from the urls-we-dig-up dept
If you’re looking for some good data to put into an infographic, it’s not too hard to find statistics on death. Reliable stats of how people died go back quite a ways, too. Sure, it’s a bit morbid, but most people don’t think about dying until they’re close to doing it. So if you’re curious, check out a few of these visualizations on how we die.
- The leading causes of death have changed significantly since 1900, so the flu (or pneumonia) isn’t killing off as many Americans as it used to. Instead, heart disease and cancer have replaced the flu/pneumonia and tuberculosis. [url]
- What are the odds? Dying of heart disease has relatively common 467:1 odds — compared to dying from cycling (340,845:1) or an asteroid impact (74,817,414:1). [url]
- Another infographic on how the world died (in the 20th century) shows non-communicable diseases and infectious diseases are obviously really deadly, but so are wars and drugs. It could be difficult to change these stats. Medical technology could wipe out some diseases, but we haven’t cured old age…. [url]
- Is it worth it to try to minimize your risks of dying? If you want to try, remember to focus on the activities that are actually high risk, not the spectacular deaths that don’t kill that many people (eg. stepladders vs terrorism). [url]

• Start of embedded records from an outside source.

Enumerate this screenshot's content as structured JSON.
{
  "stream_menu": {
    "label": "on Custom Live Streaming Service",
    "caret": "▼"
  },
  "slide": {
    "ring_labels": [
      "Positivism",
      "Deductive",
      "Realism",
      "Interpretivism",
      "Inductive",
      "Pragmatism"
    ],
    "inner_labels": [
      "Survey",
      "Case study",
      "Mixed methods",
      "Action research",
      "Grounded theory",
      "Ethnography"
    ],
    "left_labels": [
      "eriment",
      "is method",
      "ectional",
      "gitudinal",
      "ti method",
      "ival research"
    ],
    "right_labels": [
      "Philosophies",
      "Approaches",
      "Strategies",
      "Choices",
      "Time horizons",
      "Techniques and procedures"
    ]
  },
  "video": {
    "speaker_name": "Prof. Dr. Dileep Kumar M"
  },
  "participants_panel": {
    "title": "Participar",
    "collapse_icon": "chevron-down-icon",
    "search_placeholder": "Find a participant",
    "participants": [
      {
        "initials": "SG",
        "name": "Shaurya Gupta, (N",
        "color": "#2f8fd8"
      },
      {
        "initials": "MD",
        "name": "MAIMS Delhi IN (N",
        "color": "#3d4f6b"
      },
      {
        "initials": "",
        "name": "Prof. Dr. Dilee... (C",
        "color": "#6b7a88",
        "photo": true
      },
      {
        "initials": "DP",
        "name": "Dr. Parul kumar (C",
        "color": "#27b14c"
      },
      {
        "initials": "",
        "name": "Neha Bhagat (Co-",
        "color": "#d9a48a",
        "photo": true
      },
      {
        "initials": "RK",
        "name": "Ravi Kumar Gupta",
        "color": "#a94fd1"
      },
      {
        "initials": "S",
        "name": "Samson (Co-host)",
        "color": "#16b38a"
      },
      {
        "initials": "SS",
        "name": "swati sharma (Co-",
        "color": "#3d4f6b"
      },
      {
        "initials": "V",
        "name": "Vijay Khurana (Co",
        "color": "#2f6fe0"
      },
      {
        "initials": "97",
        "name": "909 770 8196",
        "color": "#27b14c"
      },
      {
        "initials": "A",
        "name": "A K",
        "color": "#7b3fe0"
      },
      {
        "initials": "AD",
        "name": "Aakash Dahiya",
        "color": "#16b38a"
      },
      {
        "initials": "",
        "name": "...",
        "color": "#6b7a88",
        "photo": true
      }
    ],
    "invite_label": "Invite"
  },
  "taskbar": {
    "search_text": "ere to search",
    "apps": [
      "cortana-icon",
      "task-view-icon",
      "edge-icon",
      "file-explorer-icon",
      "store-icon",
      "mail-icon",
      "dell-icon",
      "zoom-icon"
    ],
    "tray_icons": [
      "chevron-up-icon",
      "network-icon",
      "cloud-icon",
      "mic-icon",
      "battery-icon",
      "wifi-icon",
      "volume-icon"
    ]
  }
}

If you’d like to read more awesome and interesting stuff, check out this unrelated (but not entirely random!) Techdirt post via StumbleUpon.